Brief: Lines containing "hours" should be pulled from the material below.

Records for this task:

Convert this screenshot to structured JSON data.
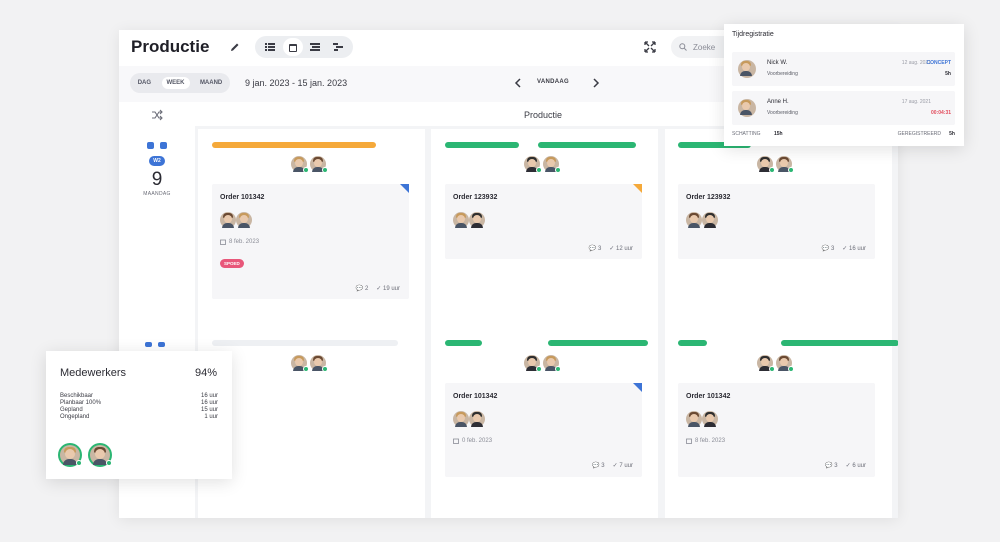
{
  "header": {
    "title": "Productie",
    "search_placeholder": "Zoeke"
  },
  "subbar": {
    "ranges": [
      "DAG",
      "WEEK",
      "MAAND"
    ],
    "active_range": "WEEK",
    "date_range": "9 jan. 2023 - 15 jan. 2023",
    "today_label": "VANDAAG"
  },
  "column_title": "Productie",
  "day": {
    "week_badge": "W2",
    "number": "9",
    "name": "MAANDAG"
  },
  "cards": {
    "c1_top": {
      "title": "Order 101342",
      "date": "8 feb. 2023",
      "tag": "SPOED",
      "comments": "2",
      "hours": "19 uur"
    },
    "c2_top": {
      "title": "Order 123932",
      "comments": "3",
      "hours": "12 uur"
    },
    "c3_top": {
      "title": "Order 123932",
      "comments": "3",
      "hours": "16 uur"
    },
    "c2_bottom": {
      "title": "Order 101342",
      "date": "0 feb. 2023",
      "comments": "3",
      "hours": "7 uur"
    },
    "c3_bottom": {
      "title": "Order 101342",
      "date": "8 feb. 2023",
      "comments": "3",
      "hours": "6 uur"
    }
  },
  "time_popup": {
    "title": "Tijdregistratie",
    "entries": [
      {
        "name": "Nick W.",
        "task": "Voorbereiding",
        "date": "12 aug. 2021",
        "status": "CONCEPT",
        "status_color": "#3d74d6",
        "hours": "5h"
      },
      {
        "name": "Anne H.",
        "task": "Voorbereiding",
        "date": "17 aug. 2021",
        "status": "00:04:31",
        "status_color": "#e24b5c",
        "hours": ""
      }
    ],
    "estimate_label": "SCHATTING",
    "estimate_value": "15h",
    "logged_label": "GEREGISTREERD",
    "logged_value": "5h"
  },
  "staff_popup": {
    "title": "Medewerkers",
    "percent": "94%",
    "rows": [
      {
        "label": "Beschikbaar",
        "value": "16 uur"
      },
      {
        "label": "Planbaar 100%",
        "value": "16 uur"
      },
      {
        "label": "Gepland",
        "value": "15 uur"
      },
      {
        "label": "Ongepland",
        "value": "1 uur"
      }
    ]
  },
  "colors": {
    "accent_blue": "#3d74d6",
    "green": "#2bb673",
    "orange": "#f5a93a",
    "red": "#e8577a"
  },
  "progress": {
    "c1_top": 0.88,
    "c2_top_a": 0.38,
    "c2_top_b": 0.5,
    "c3_top_a": 0.37,
    "c3_top_red": 0.55,
    "c2_bottom_a": 0.19,
    "c2_bottom_b": 0.51,
    "c3_bottom_a": 0.15,
    "c3_bottom_b": 0.6
  }
}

Exercise answer:
      "hours": "19 uur"
      "hours": "12 uur"
      "hours": "16 uur"
      "hours": "7 uur"
      "hours": "6 uur"
        "hours": "5h"
        "hours": ""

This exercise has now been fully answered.